“Sabrael, of course I care about your feelings for me. I understand when you get scared, but I can’t live my life beholden to fear all the time. Regardless of if it’s mine or someone else’s.”
“Would you still be afraid if I were to leave?” Sabrael asked.
“There are few things that would cause me greater pain,” he admitted. “You know this.”
“I do. I never have stopped feeling your love.”
“The more time you spend with me, the more likely it is you’ll see me for what I am. You’ve seen a lot already, but our love is still new. The conventional wisdom has always been that new love covers a multitude of sins.”
“What do you mean?”
Rei took a deep breath. “It means as it wears down we’ll see things in each other we may have a difficult time tolerating.”
“Oh. Well. What then?” Sabrael asked.
“We’ll cross that bridge, my beauty. Please just respect my ability to make my own decisions.”
Rei turned onto his side to face his kirin and began stroking his hair and side. “Have I told you you’re beautiful before?”
Sabrael giggled and blushed. “All the time.”
“I suppose I do,” he smiled gently.
“Have I properly told you that I think you’re gorgeous?”
“Gorgeous,” Rei chuckled. “My, my. I don’t suppose anyone’s told me that.”
“I think Clavicus made you so much prettier,” Sabrael said. “Also I get to hug your tail when you sleep with your back to me.”
“It is nice and warm, isn’t it? Especially without my soul and I would get so cold, I’d wrap it around me.”
“I…I like your eyes, too.”
“Even if they disturb you?”
“You could feel that?”
Rei nodded. “It hurt, I won’t lie, but I don’t blame you.”
“But they’re unusual. I wasn’t disturbed by them, they’re just intimidating.

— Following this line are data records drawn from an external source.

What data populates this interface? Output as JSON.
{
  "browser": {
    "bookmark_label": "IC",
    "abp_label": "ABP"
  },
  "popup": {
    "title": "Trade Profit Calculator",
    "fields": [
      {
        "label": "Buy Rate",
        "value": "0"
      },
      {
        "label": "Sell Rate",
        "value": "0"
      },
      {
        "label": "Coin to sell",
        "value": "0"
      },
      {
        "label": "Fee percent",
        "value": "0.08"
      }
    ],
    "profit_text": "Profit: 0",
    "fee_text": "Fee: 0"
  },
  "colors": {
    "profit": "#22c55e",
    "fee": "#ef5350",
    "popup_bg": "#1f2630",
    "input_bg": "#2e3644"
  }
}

Why are they like that?”
“Well, my right one can only see well in the brightest light. My left can only see in the dark – the darker, the better. Each was enhanced in addition to having their pupils frozen, but their ranges are small. At best, when both are working, things are normalized. But nothing is ever clear. Right now I’m very aware that my left eye is seeing things more clearly than the right, whose vision is very dim.”
“You seem to have adapted.”
“Well enough. I like waking up in the night. That’s when your face is the clearest to me.”
“I wish it could always be night, then,” Sabrael smiled.
“I’m happy just to see you.”
Sabrael kissed him, and Rei returned it, feeling his kirin’s timid desire to take control. With no hesitation, he happily became pliant, and let him do as he would.